Do I still need the other parent’s consent to a stepparent adoption if they are incarcerated?
Your ex is not involved in your child’s life because he or she has been convicted of a crime and is incarcerated. Meanwhile, your current spouse has stepped into a parental role. You want to move forward in a positive manner and believe that a stepparent adoption is the best decision for your child. You may wonder if you need the incarcerated parent’s consent for a stepparent adoption. The answer is yes. Just because the other parent is serving time in prison does not automatically mean that they have lost their parental rights.
A Consent to Adoption can be executed at a Prison Facility.
Parents who are incarcerated can sign a Consent to Adoption if they are in agreement with the stepparent adoption. Arrangements can be made with the prison so that the Consent can be signed and all of the statutory requirements can be met. Once the incarcerated parent has signed a Consent, you can move forward with the adoption process.
What happens when the incarcerated parent will not agree to sign a Consent? If the other biological parent will not cooperate with the adoption, then you will need to ask the Court to waive their consent.
Abandonment as Grounds for Termination of Parental Rights
If your child’s biological mother or father has not been involved in your child’s life and refuses to sign a Consent for adoption, we can ask the Court to waive that parent’s consent-based upon abandonment. The Court will evaluate many factors in making this decision, including whether the biological parent’s actions demonstrated a willful disregard of the safety or welfare of the child. The Court will evaluate whether the biological parent has failed to provide for financial support or pay for medical treatment even though they were able to pay.

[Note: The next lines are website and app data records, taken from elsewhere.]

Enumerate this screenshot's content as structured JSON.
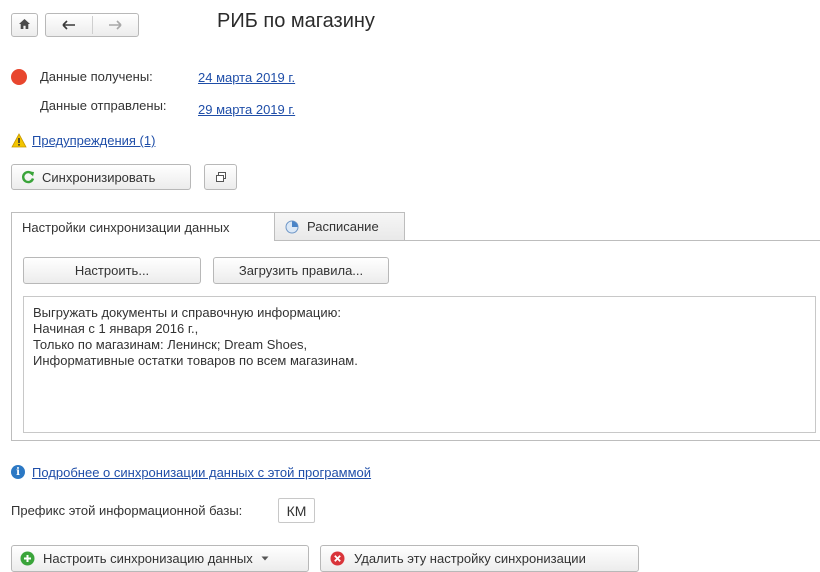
{
  "header": {
    "title": "РИБ по магазину",
    "home_icon": "home-icon",
    "back_icon": "arrow-left-icon",
    "forward_icon": "arrow-right-icon"
  },
  "status": {
    "received_label": "Данные получены:",
    "received_date": "24 марта 2019 г.",
    "sent_label": "Данные отправлены:",
    "sent_date": "29 марта 2019 г.",
    "status_color": "#e8462e",
    "warnings_link": "Предупреждения (1)"
  },
  "toolbar": {
    "sync_label": "Синхронизировать",
    "open_window_icon": "open-window-icon"
  },
  "tabs": [
    {
      "label": "Настройки синхронизации данных",
      "active": true
    },
    {
      "label": "Расписание",
      "active": false
    }
  ],
  "settings": {
    "configure_label": "Настроить...",
    "load_rules_label": "Загрузить правила...",
    "description_lines": [
      "Выгружать документы и справочную информацию:",
      "Начиная с 1 января 2016 г.,",
      "Только по магазинам: Ленинск; Dream Shoes,",
      "Информативные остатки товаров по всем магазинам."
    ]
  },
  "info": {
    "more_link": "Подробнее о синхронизации данных с этой программой",
    "prefix_label": "Префикс этой информационной базы:",
    "prefix_value": "КМ"
  },
  "bottom": {
    "setup_sync_label": "Настроить синхронизацию данных",
    "delete_setting_label": "Удалить эту настройку синхронизации"
  },
  "colors": {
    "link": "#1f4ea8",
    "add_green": "#3aa43a",
    "delete_red": "#d9343a",
    "info_blue": "#2b78c4",
    "warning_yellow": "#f2c500"
  }
}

If the biological parent has paid financial support or medical expenses, the Court will determine if the amount paid was appropriate considering the child’s needs and the parent’s ability to pay. If the biological parent is incarcerated, the Court may not find that they had the ability to pay support or medical expenses. If there was no ability to pay, then abandonment cannot be found.
What if the other parent’s involvement with your child has been minimal prior to their incarceration? The Court can look to see what effort the parent has made to communicate with the child both before going to prison and after. If the biological parent’s efforts at communication with the child prior to incarceration were only marginal and did not show a settled purpose to assume all parental duties, the Court can find abandonment. If a parent is found to have abandoned a child, their parental rights can be terminated and their consent is unnecessary for stepparent adoptions.
Is the fact that the other parent is prison enough for termination of parental rights?
It is possible that the Court may find abandonment and terminate the other parent’s rights because of their incarceration. The Court will consider many factors, including if the other parent will be in prison for a large portion of your child’s childhood. The Court will look at your child’s age and will also take into account your child’s need for a permanent and stable home. Another consideration will be if the incarcerated parent has been determined to be a violent career criminal, a habitual violent felony offender or a sexual predator. The nature of the other parent’s conviction will be taken into account. Abandonment can be found in your child’s biological father or mother has been convicted of child abuse, first-degree murder, second-degree murder, sexual battery that constitutes a capital, life or first-degree felony. It does not matter if the other parent is incarcerated in Florida, a different state or even a different country.
The Court could also terminate the other parent’s parental rights if it finds that continuing the parent/child relationship with the parent who is in prison will cause your child harm. There is no hard and fast rule as to what type of parental relationship would be harmful to your child. The Court will hear all of the testimony and review all of the evidence presented in making this determination.
Contact Julie Beth Jouben P.A. for More Legal Information About Termination of Parental Rights
Florida takes the parental rights of biological parents very seriously. The Court will not terminate parental rights without clear and convincing evidence. If you are considering a stepparent adoption and the other parent is incarcerated, you should consult an adoption attorney to help you determine how to proceed.